Thich Nhat Hanh is a Vietnamese monk in the Zen tradition, who worked tirelessly for peace during the Vietnam War, rebuilding villages destroyed by the hostilities. Following an anti-war lecture tour in the United States, he was not allowed back in his country and settled in France. In 1967, he was nominated by the Reverend Martin Luther King, Jr., for the Nobel Peace Prize. He is now internationally known for his teaching and writing on mindfulness, and for his work related to "socially engaged Buddhism," a call to social action based on Buddhist principles. Thay, as he is affectionately called by his followers, shared his thoughts on how America should respond to the terrorist attacks.
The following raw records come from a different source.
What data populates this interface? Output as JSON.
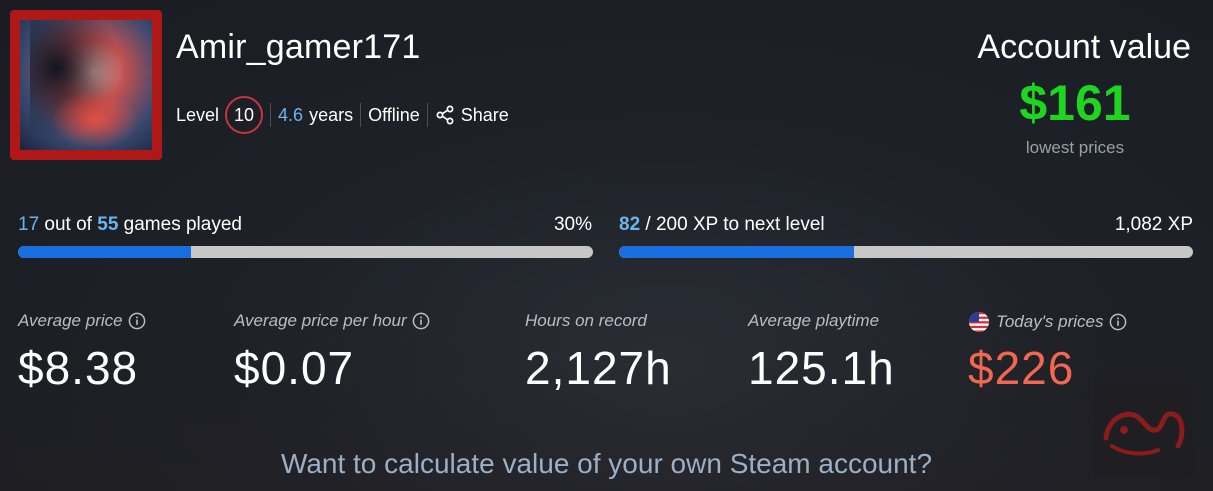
{
  "profile": {
    "username": "Amir_gamer171",
    "level_label": "Level",
    "level": "10",
    "years_num": "4.6",
    "years_unit": "years",
    "status": "Offline",
    "share_label": "Share"
  },
  "account_value": {
    "title": "Account value",
    "value": "$161",
    "subtitle": "lowest prices"
  },
  "games_progress": {
    "played": "17",
    "out_of_text": "out of",
    "total": "55",
    "suffix": "games played",
    "percent_text": "30%",
    "fraction": 0.3
  },
  "xp_progress": {
    "current": "82",
    "rest_text": "/ 200 XP to next level",
    "total_xp": "1,082 XP",
    "fraction": 0.41
  },
  "stats": [
    {
      "label": "Average price",
      "value": "$8.38"
    },
    {
      "label": "Average price per hour",
      "value": "$0.07"
    },
    {
      "label": "Hours on record",
      "value": "2,127h"
    },
    {
      "label": "Average playtime",
      "value": "125.1h"
    },
    {
      "label": "Today's prices",
      "value": "$226"
    }
  ],
  "cta": "Want to calculate value of your own Steam account?",
  "colors": {
    "accent_blue": "#1a6fe0",
    "link_blue": "#6cb4ee",
    "value_green": "#1fd61f",
    "price_red": "#f2674f",
    "level_ring": "#c9333b"
  }
}
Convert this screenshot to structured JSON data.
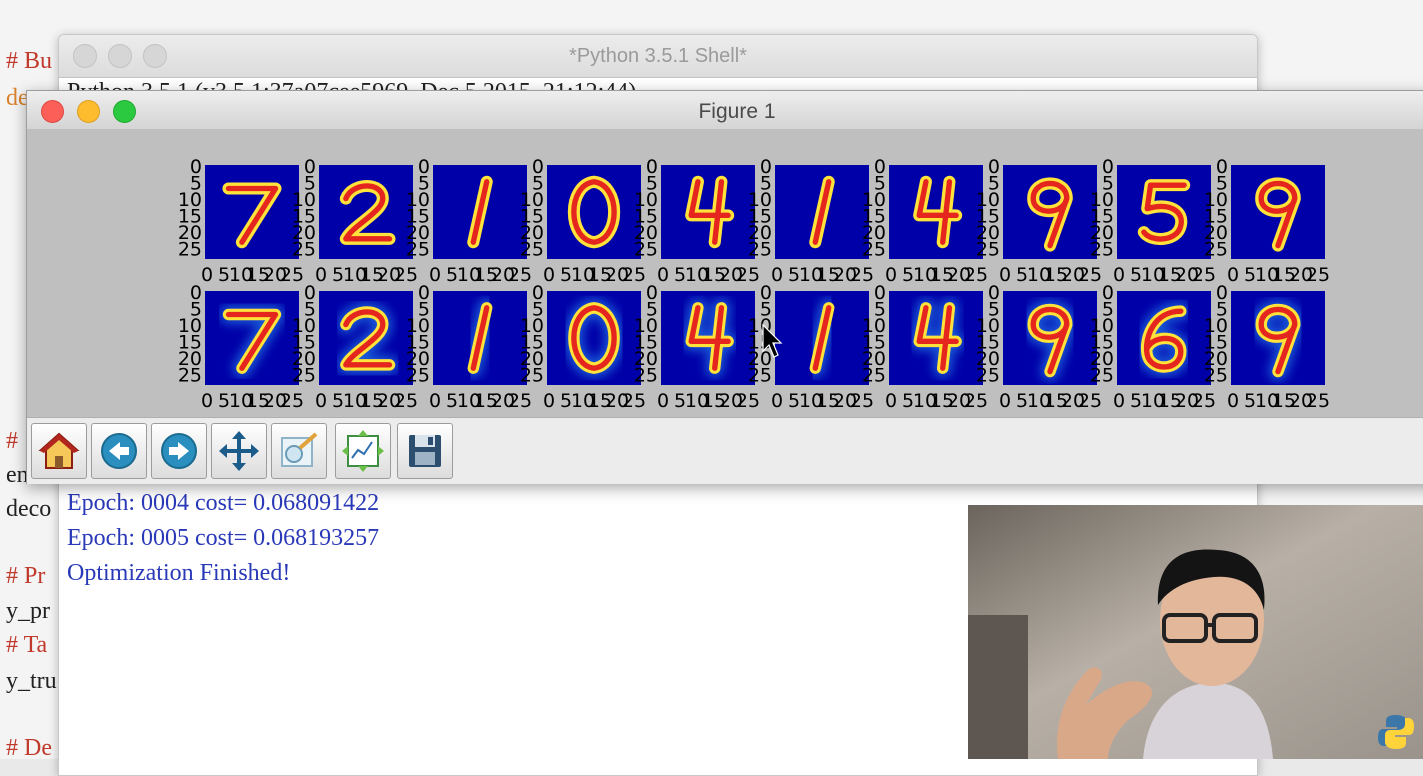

This interview will appear in a forthcoming book entitled "From the Ashes: A Spiritual Response to the Attack on America," to be published jointly by Beliefnet and Rodale Press.

If you could speak to Osama bin Laden, what would you say to him? Likewise, if you were to speak to the American people, what would you suggest we do at this point, individually and as a nation?

If I were given the opportunity to be face to face with Osama bin Laden, the first thing I would do is listen. I would try to understand why he had acted in that cruel way. I would try to understand all of the suffering that had led him to violence. It might not be easy to listen in that way, so I would have to remain calm and lucid. I would need several friends with me, who are strong in the practice of deep listening, listening without reacting, without judging and blaming. In this way, an atmosphere of support would be created for this person and those connected so that they could share completely, trust that they are really being heard.

After listening for some time, we might need to take a break to allow what has been said to enter into our consciousness. Only when we felt calm and lucid would we respond. We would respond point by point to what had been said. We would respond gently but firmly in such a way to help them to discover their own misunderstandings so that they will stop violent acts from their own will.For the American people, I would suggest that we do everything we can to restore our calm and our lucidity before responding to the situation. To respond too quickly before we have much understanding of the situation may be very dangerous. The first thing we can do is to cool the flames of anger and hatred that are so strong in us. As mentioned before, it is crucial to look at the way we feed the hatred and violence within us and to take immediate steps to cut off the nourishment for our hatred and violence.

When we react out of fear and hatred, we do not yet have a deep understanding of the situation. Our action will only be a very quick and superficial way of responding to the situation and not much true benefit and healing will occur. Yet if we wait and follow the process of calming our anger, looking deeply into the situation, and listening with great will to understand the roots of suffering that are the cause of the violent actions, only then will we have sufficient insight to respond in such a way that healing and reconciliation can be realized for everyone involved.

In South Africa, the Truth and Reconciliation Commission has made attempts to realize this. All the parties involved in violence and injustice agreed to listen to each other in a calm and supportive environment, to look together deeply at the roots of violent acts and to find agreeable arrangements to respond to the situations. The presence of strong spiritual leaders is very helpful to support and maintain such an environment. We can look at this model for resolving conflicts that are arising right in the present moment; we do not have to wait many years to realize this.

You personally experienced the devastation caused by the war fought in Vietnam and worked to end the hostilities there. What do you say to people who are grief-stricken and enraged because they have lost loved ones in the terrorist attack?

I did lose my spiritual sons and daughters during the war when they were entering the fighting zone trying to save those under the bombs. Some were killed by war and some by murder due to the misunderstanding that they were supporting the other side. When I looked at the four slain corpses of my spiritual sons murdered in such a violent way, I suffered deeply.

I understand the suffering of those who have lost beloved ones in this tragedy. In situations of great loss and grief, I had to find my calm in order to restore my lucidity and my heart of understanding and compassion. With the practice of deep looking, I realized that if we respond to cruelty with cruelty, injustice and suffering will only increase.

When we learned of the bombing of Ben Tre village in Vietnam, where the pilots told the journalists that they had destroyed the village in order to save it, I was shocked, and [racked] with anger and grief. We practiced walking calmly and gently on the earth to bring back our calm mind and peaceful heart.

Although it is very challenging to maintain our openness in that moment, it is crucial that we not respond in any way until we have calmness and clarity with which to see the reality of the situation. We knew that to respond with violence and hatred would only damage ourselves and those around us. We practiced [so that we might] look deeply into the suffering of the people inflicting violence on us, to understand them more deeply and to understand ourselves more deeply. With this understanding we were able to produce compassion and to relieve our own suffering and that of the other side.